**Problem description**
Pick out every line in the data below that holds "legend".

**Data to process**
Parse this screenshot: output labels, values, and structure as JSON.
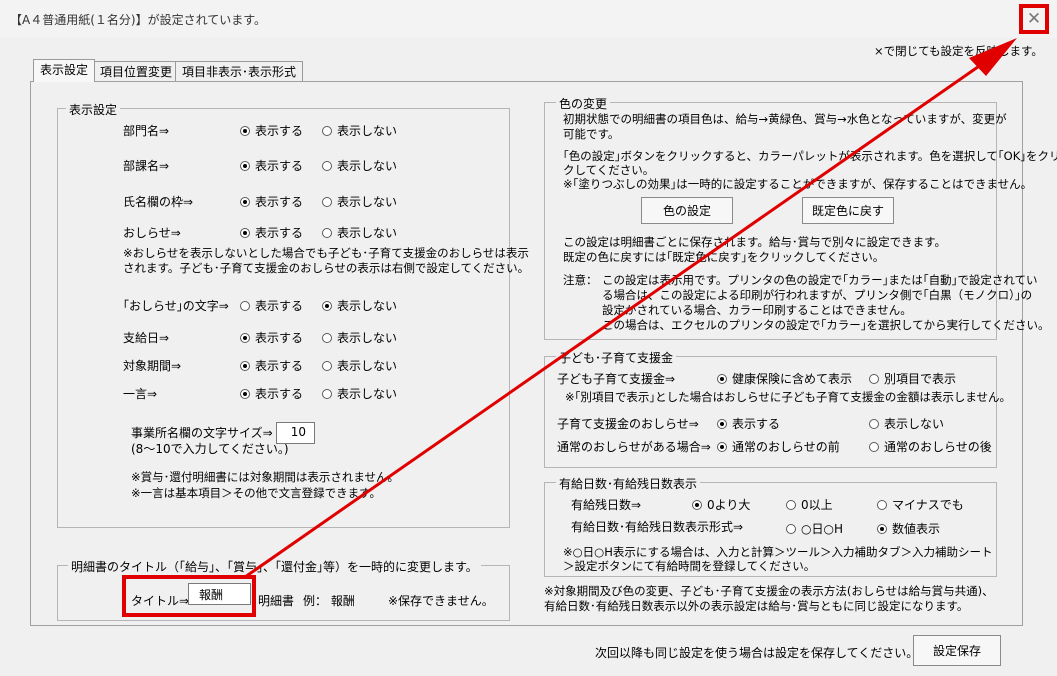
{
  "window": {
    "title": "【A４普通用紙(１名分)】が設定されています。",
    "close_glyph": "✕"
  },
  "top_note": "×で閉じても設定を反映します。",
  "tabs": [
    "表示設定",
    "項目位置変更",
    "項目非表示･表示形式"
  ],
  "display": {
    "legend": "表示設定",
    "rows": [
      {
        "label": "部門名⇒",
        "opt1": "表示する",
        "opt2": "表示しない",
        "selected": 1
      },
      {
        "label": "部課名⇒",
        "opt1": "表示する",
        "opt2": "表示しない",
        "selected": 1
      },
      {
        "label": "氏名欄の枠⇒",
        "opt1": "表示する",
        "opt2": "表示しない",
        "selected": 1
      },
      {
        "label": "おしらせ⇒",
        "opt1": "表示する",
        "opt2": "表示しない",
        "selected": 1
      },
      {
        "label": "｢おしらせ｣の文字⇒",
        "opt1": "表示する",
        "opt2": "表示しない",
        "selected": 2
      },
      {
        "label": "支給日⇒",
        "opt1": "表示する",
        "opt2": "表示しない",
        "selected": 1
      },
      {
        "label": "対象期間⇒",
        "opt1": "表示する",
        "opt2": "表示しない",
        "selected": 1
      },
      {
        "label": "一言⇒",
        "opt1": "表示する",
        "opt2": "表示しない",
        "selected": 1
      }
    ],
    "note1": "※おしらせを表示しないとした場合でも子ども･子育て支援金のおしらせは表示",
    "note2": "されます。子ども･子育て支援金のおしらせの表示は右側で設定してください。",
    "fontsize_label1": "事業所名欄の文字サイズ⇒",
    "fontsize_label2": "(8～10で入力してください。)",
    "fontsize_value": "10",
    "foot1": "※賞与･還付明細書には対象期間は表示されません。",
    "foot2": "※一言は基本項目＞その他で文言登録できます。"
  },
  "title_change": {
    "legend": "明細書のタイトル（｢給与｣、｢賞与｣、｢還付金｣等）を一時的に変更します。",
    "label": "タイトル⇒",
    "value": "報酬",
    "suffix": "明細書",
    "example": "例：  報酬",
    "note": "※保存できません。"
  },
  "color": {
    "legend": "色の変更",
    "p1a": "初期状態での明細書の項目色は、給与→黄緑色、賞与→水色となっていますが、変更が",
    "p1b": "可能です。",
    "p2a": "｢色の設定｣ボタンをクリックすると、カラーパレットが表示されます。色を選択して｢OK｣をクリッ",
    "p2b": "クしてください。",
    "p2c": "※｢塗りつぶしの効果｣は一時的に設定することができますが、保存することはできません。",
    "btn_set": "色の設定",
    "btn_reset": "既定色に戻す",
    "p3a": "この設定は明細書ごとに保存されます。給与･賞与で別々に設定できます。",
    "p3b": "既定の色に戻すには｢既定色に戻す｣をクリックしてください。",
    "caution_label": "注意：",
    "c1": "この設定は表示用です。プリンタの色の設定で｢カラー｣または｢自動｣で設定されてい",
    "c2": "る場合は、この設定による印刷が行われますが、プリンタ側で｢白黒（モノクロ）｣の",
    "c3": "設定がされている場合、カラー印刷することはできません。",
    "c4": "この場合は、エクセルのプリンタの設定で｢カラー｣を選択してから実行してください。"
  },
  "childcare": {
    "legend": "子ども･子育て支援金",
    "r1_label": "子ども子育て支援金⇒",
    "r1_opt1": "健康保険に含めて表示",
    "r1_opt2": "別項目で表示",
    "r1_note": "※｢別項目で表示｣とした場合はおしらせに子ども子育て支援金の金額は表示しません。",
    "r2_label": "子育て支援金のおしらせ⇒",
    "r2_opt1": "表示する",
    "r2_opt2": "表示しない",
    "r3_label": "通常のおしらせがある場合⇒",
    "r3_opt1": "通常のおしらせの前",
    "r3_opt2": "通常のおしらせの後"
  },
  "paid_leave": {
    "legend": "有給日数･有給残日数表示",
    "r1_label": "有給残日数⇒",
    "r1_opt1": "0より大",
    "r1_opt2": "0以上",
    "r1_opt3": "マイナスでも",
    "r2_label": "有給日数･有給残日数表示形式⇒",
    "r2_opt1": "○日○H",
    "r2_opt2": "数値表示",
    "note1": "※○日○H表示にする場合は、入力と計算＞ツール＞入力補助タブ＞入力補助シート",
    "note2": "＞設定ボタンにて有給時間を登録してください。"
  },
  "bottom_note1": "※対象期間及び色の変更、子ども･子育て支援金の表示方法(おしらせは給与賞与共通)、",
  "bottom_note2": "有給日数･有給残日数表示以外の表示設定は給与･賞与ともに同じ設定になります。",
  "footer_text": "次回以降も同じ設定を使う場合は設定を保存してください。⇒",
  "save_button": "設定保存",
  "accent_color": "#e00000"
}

**Final answer**
    "legend": "表示設定",
    "legend": "明細書のタイトル（｢給与｣、｢賞与｣、｢還付金｣等）を一時的に変更します。",
    "legend": "色の変更",
    "legend": "子ども･子育て支援金",
    "legend": "有給日数･有給残日数表示",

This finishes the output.